Extracted records:

•••

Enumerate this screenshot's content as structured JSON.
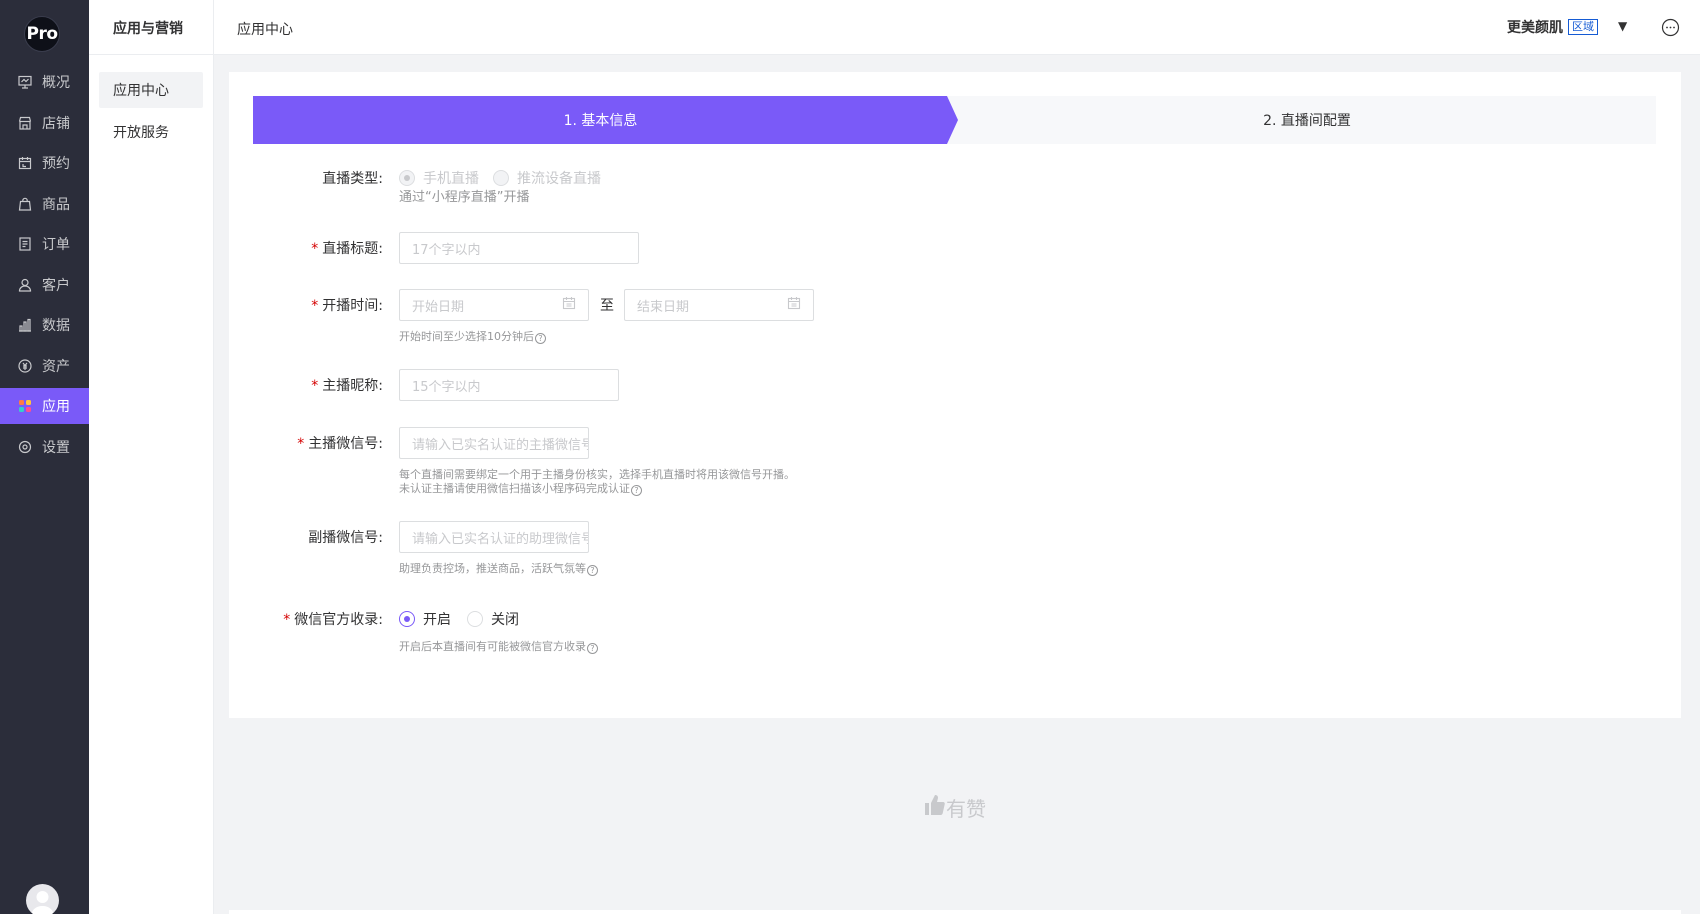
{
  "sidebar": {
    "logo_text": "Pro",
    "items": [
      {
        "label": "概况",
        "icon": "monitor-icon"
      },
      {
        "label": "店铺",
        "icon": "store-icon"
      },
      {
        "label": "预约",
        "icon": "calendar-icon"
      },
      {
        "label": "商品",
        "icon": "bag-icon"
      },
      {
        "label": "订单",
        "icon": "order-icon"
      },
      {
        "label": "客户",
        "icon": "user-icon"
      },
      {
        "label": "数据",
        "icon": "bar-chart-icon"
      },
      {
        "label": "资产",
        "icon": "coin-icon"
      },
      {
        "label": "应用",
        "icon": "apps-icon",
        "active": true
      },
      {
        "label": "设置",
        "icon": "gear-icon"
      }
    ],
    "accent_color": "#7a5af8"
  },
  "subnav": {
    "title": "应用与营销",
    "items": [
      {
        "label": "应用中心",
        "active": true
      },
      {
        "label": "开放服务"
      }
    ]
  },
  "header": {
    "breadcrumb": "应用中心",
    "shop_name": "更美颜肌",
    "shop_tag": "区域"
  },
  "steps": [
    {
      "label": "1. 基本信息",
      "active": true
    },
    {
      "label": "2. 直播间配置"
    }
  ],
  "form": {
    "live_type": {
      "label": "直播类型:",
      "options": [
        "手机直播",
        "推流设备直播"
      ],
      "help": "通过“小程序直播”开播"
    },
    "title": {
      "label": "直播标题:",
      "placeholder": "17个字以内"
    },
    "time": {
      "label": "开播时间:",
      "start_placeholder": "开始日期",
      "separator": "至",
      "end_placeholder": "结束日期",
      "help": "开始时间至少选择10分钟后"
    },
    "anchor_name": {
      "label": "主播昵称:",
      "placeholder": "15个字以内"
    },
    "anchor_wechat": {
      "label": "主播微信号:",
      "placeholder": "请输入已实名认证的主播微信号",
      "help_line1": "每个直播间需要绑定一个用于主播身份核实，选择手机直播时将用该微信号开播。",
      "help_line2": "未认证主播请使用微信扫描该小程序码完成认证"
    },
    "assistant_wechat": {
      "label": "副播微信号:",
      "placeholder": "请输入已实名认证的助理微信号",
      "help": "助理负责控场，推送商品，活跃气氛等"
    },
    "official_index": {
      "label": "微信官方收录:",
      "options": [
        "开启",
        "关闭"
      ],
      "selected": "开启",
      "help": "开启后本直播间有可能被微信官方收录"
    },
    "required_mark": "*",
    "help_icon": "?"
  },
  "footer": {
    "brand": "有赞"
  }
}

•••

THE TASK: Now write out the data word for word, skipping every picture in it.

RESPONSE TO THIS EXERCISE:
Enumerate this screenshot's content as structured JSON.
{
  "sidebar": {
    "logo_text": "Pro",
    "items": [
      {
        "label": "概况",
        "icon": "monitor-icon"
      },
      {
        "label": "店铺",
        "icon": "store-icon"
      },
      {
        "label": "预约",
        "icon": "calendar-icon"
      },
      {
        "label": "商品",
        "icon": "bag-icon"
      },
      {
        "label": "订单",
        "icon": "order-icon"
      },
      {
        "label": "客户",
        "icon": "user-icon"
      },
      {
        "label": "数据",
        "icon": "bar-chart-icon"
      },
      {
        "label": "资产",
        "icon": "coin-icon"
      },
      {
        "label": "应用",
        "icon": "apps-icon",
        "active": true
      },
      {
        "label": "设置",
        "icon": "gear-icon"
      }
    ],
    "accent_color": "#7a5af8"
  },
  "subnav": {
    "title": "应用与营销",
    "items": [
      {
        "label": "应用中心",
        "active": true
      },
      {
        "label": "开放服务"
      }
    ]
  },
  "header": {
    "breadcrumb": "应用中心",
    "shop_name": "更美颜肌",
    "shop_tag": "区域"
  },
  "steps": [
    {
      "label": "1. 基本信息",
      "active": true
    },
    {
      "label": "2. 直播间配置"
    }
  ],
  "form": {
    "live_type": {
      "label": "直播类型:",
      "options": [
        "手机直播",
        "推流设备直播"
      ],
      "help": "通过“小程序直播”开播"
    },
    "title": {
      "label": "直播标题:",
      "placeholder": "17个字以内"
    },
    "time": {
      "label": "开播时间:",
      "start_placeholder": "开始日期",
      "separator": "至",
      "end_placeholder": "结束日期",
      "help": "开始时间至少选择10分钟后"
    },
    "anchor_name": {
      "label": "主播昵称:",
      "placeholder": "15个字以内"
    },
    "anchor_wechat": {
      "label": "主播微信号:",
      "placeholder": "请输入已实名认证的主播微信号",
      "help_line1": "每个直播间需要绑定一个用于主播身份核实，选择手机直播时将用该微信号开播。",
      "help_line2": "未认证主播请使用微信扫描该小程序码完成认证"
    },
    "assistant_wechat": {
      "label": "副播微信号:",
      "placeholder": "请输入已实名认证的助理微信号",
      "help": "助理负责控场，推送商品，活跃气氛等"
    },
    "official_index": {
      "label": "微信官方收录:",
      "options": [
        "开启",
        "关闭"
      ],
      "selected": "开启",
      "help": "开启后本直播间有可能被微信官方收录"
    },
    "required_mark": "*",
    "help_icon": "?"
  },
  "footer": {
    "brand": "有赞"
  }
}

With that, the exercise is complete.